Waterloo Region chooses The Best Laid Plans as its 2010 selection for One Book, One Community
My cup runneth over. For the last two years, after what I have come to call my “Leacock shock,” I’ve noted on several occasions that I surely have exhausted my lifetime supply of good fortune. Clearly, I was wrong. Learning that The Best Laid Plans, my first novel, has been chosen as the Waterloo Region‘s One Book, One Community selection for 2010, has left me feeling elated and humbled at one and the same time. Okay, with this glorious news, surely now my lucky streak has come to an end. It must have. I’ll certainly be very careful crossing the street in the coming months. What a thrill this is. I am extraordinarily grateful for this unexpected honour. When I see the names of the other distinguished writers who have gone before me in OBOC’s eight year history, including Alistair MacLeod, Jane Urquhart, Nino Ricci, Joseph Boyden, and Lawrence Hill, you can imagine how that makes a rookie writer feel. I see my name on that list, and it immediately brings to mind the lyrics of that classic Sesame Street song, “One of these things is not like the others. One of these things just doesn’t belong.” etc., etc. I hummed that tune all the way home from the Leacock luncheon two years ago, and I’ll be humming it on the drive down to Cambridge for the OBOC announcement. In short, I am floored. Of course, as a new writer, ever hopeful that great swaths of the population will somehow find, buy, and read my book, being the 2010 OBOC selection is a very big deal in my fledgling writerly life. I’m told that an estimated 17,000 people read Larry Hill’s great work, The Book of Negroes, last year. While I know that doesn’t translate into 17,000 sales (I’m a big supporter of the public library!), needless to say, my publisher is very excited at the prospect of an unanticipated spike in demand for The Best Laid Plans in the local bookstores and library branches of the Greater Waterloo Area.

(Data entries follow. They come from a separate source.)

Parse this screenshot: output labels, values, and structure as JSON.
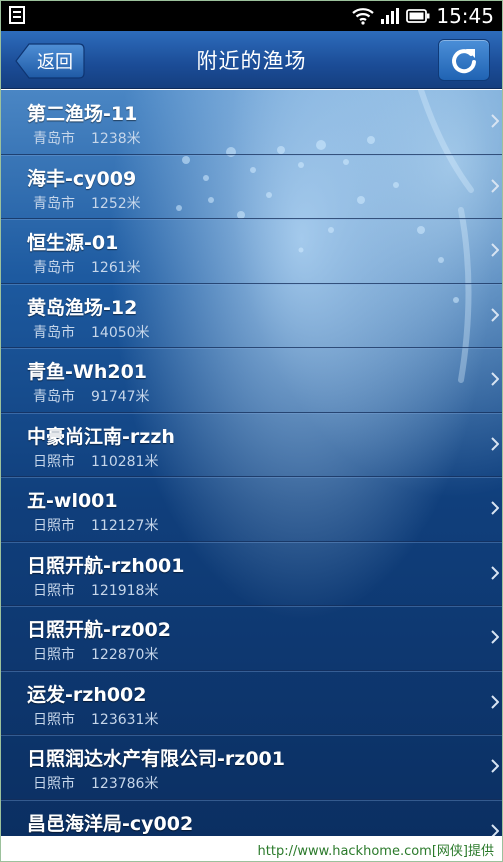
{
  "status_bar": {
    "time": "15:45"
  },
  "header": {
    "back_label": "返回",
    "title": "附近的渔场"
  },
  "items": [
    {
      "name": "第二渔场-11",
      "city": "青岛市",
      "distance": "1238米"
    },
    {
      "name": "海丰-cy009",
      "city": "青岛市",
      "distance": "1252米"
    },
    {
      "name": "恒生源-01",
      "city": "青岛市",
      "distance": "1261米"
    },
    {
      "name": "黄岛渔场-12",
      "city": "青岛市",
      "distance": "14050米"
    },
    {
      "name": "青鱼-Wh201",
      "city": "青岛市",
      "distance": "91747米"
    },
    {
      "name": "中豪尚江南-rzzh",
      "city": "日照市",
      "distance": "110281米"
    },
    {
      "name": "五-wl001",
      "city": "日照市",
      "distance": "112127米"
    },
    {
      "name": "日照开航-rzh001",
      "city": "日照市",
      "distance": "121918米"
    },
    {
      "name": "日照开航-rz002",
      "city": "日照市",
      "distance": "122870米"
    },
    {
      "name": "运发-rzh002",
      "city": "日照市",
      "distance": "123631米"
    },
    {
      "name": "日照润达水产有限公司-rz001",
      "city": "日照市",
      "distance": "123786米"
    },
    {
      "name": "昌邑海洋局-cy002",
      "city": "",
      "distance": ""
    }
  ],
  "watermark": "http://www.hackhome.com[网侠]提供",
  "colors": {
    "header_top": "#2d6cbc",
    "header_bottom": "#153f80",
    "list_bg_dark": "#0b2f62",
    "subtitle_text": "#c6d6ea",
    "watermark_text": "#2b7a2b"
  }
}
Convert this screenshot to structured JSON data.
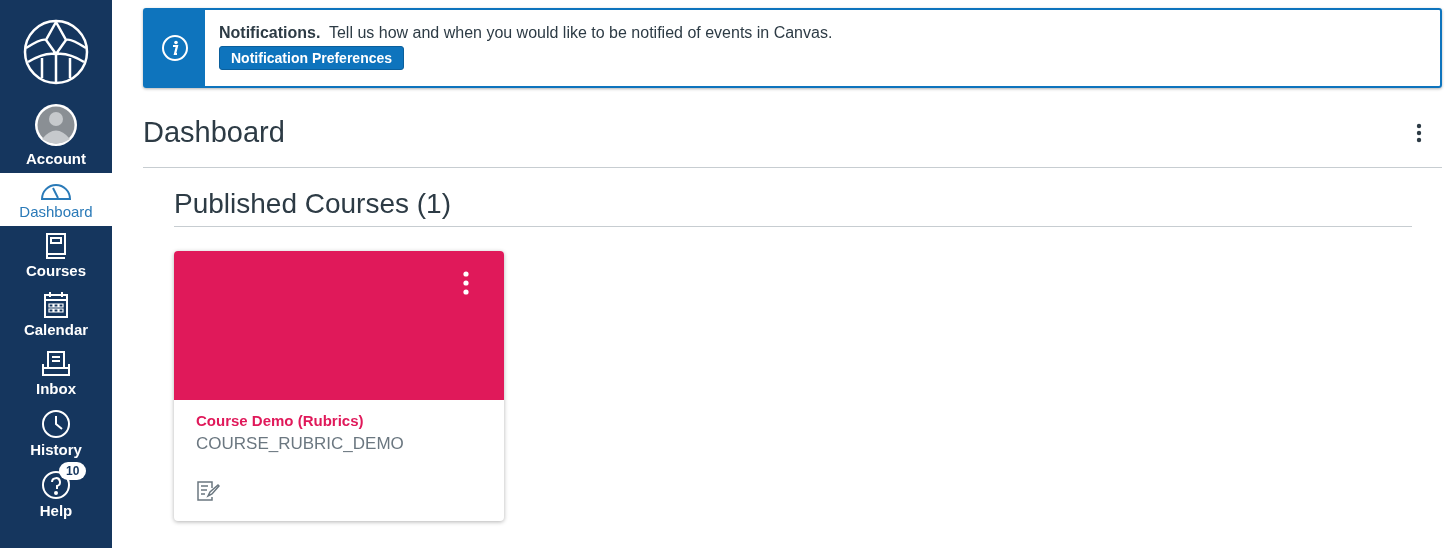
{
  "sidebar": {
    "items": [
      {
        "label": "Account",
        "selected": false
      },
      {
        "label": "Dashboard",
        "selected": true
      },
      {
        "label": "Courses",
        "selected": false
      },
      {
        "label": "Calendar",
        "selected": false
      },
      {
        "label": "Inbox",
        "selected": false
      },
      {
        "label": "History",
        "selected": false
      },
      {
        "label": "Help",
        "selected": false,
        "badge": "10"
      }
    ]
  },
  "notification": {
    "message": "**Notifications.**  Tell us how and when you would like to be notified of events in Canvas.",
    "button": "Notification Preferences"
  },
  "page_title": "Dashboard",
  "section_title": "Published Courses (1)",
  "courses": [
    {
      "name": "Course Demo (Rubrics)",
      "code": "COURSE_RUBRIC_DEMO",
      "color": "#e0195a"
    }
  ]
}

But this wonderful news brings an added measure of pleasure and satisfaction. You see, books and reading have been among the greatest joys in my life. I’ve collected funny novels for more than 20 years and have amassed a modest but personally fulfilling library, including every Leacock-winning book since the award was inaugurated in 1947. Seriously, I don’t know where I would be, or even who I would be, were I not such an ardent reader. So, the idea that my novel might play some minor role in either rekindling a lapsed reader’s love of books, or sparking a newfound joy in the written word in one who doesn’t read much at all, leaves me feeling warm all over. There are many noble community causes, but encouraging reading has got to be right up there near the top. That, to me, is the real triumph of One Book, One Community, and why I’m so thankful to be a part of it.
For this unique recognition, I can only offer my deepest gratitude, and as much of me as you can bear during the OBOC celebrations. I’ll be there in April, June, and in September, and am already scheduled to read at Word on the Street in Kitchener. With the sequel to The Best Laid Plans coming out in September, called The High Road, my dance card will be quite full, but I will always find room in it for visits to the Waterloo Region. Who knows, I may even move there! I am just so pleased, surprised, and honoured that I think I’m about to break down in a fit of uncontrolled reading. I’m in your hands and at your service.
Here’s the shot from the Waterloo Region Record from the launch held this morning at Cambridge City Hall. It was a great day.